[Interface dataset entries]

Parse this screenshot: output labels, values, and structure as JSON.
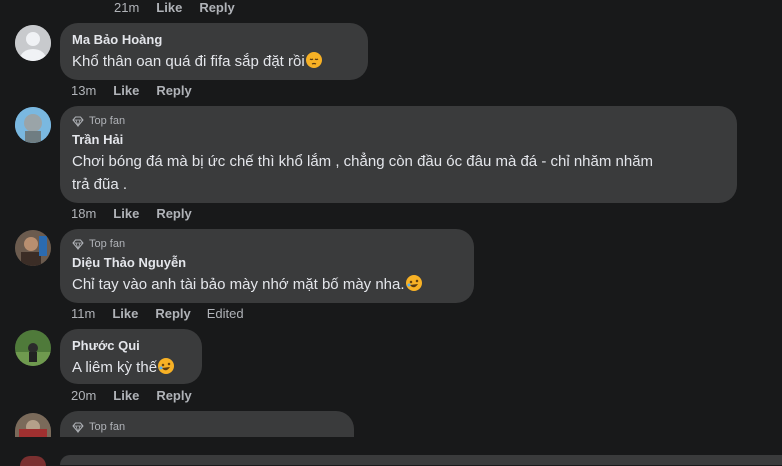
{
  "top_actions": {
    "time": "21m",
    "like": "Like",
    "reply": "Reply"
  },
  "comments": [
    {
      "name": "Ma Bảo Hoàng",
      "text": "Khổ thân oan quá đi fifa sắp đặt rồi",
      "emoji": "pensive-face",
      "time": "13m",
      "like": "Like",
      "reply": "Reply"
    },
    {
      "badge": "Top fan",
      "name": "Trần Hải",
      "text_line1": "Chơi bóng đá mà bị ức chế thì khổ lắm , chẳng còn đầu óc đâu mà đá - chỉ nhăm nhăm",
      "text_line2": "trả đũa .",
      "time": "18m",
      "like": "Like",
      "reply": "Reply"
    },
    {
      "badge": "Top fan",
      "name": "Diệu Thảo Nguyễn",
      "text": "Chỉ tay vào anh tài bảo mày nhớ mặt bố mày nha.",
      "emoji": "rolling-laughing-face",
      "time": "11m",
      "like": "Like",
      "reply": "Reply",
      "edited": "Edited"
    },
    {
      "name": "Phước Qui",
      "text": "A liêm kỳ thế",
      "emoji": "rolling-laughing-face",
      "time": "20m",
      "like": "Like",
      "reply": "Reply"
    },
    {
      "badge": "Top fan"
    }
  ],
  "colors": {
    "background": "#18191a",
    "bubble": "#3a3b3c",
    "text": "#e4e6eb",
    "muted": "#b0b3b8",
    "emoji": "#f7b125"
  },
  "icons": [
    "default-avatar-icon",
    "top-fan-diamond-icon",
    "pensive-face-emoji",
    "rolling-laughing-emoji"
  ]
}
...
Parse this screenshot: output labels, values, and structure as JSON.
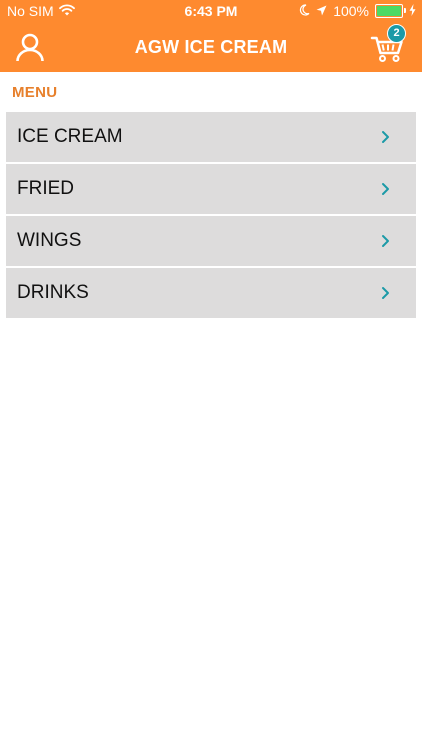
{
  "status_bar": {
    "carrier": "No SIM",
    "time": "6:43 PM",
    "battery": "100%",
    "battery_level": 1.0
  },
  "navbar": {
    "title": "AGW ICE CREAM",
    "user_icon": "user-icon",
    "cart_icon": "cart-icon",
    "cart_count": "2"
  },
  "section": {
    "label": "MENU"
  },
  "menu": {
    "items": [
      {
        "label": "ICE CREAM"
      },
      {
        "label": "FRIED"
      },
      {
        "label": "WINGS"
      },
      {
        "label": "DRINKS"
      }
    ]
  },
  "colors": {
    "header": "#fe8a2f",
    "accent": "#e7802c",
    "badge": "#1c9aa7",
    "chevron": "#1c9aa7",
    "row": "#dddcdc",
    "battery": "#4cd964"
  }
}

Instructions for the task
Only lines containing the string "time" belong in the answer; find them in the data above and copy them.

Answer to the problem
    "time": "21m",
      "time": "13m",
      "time": "18m",
      "time": "11m",
      "time": "20m",
    "time": "6:43 PM",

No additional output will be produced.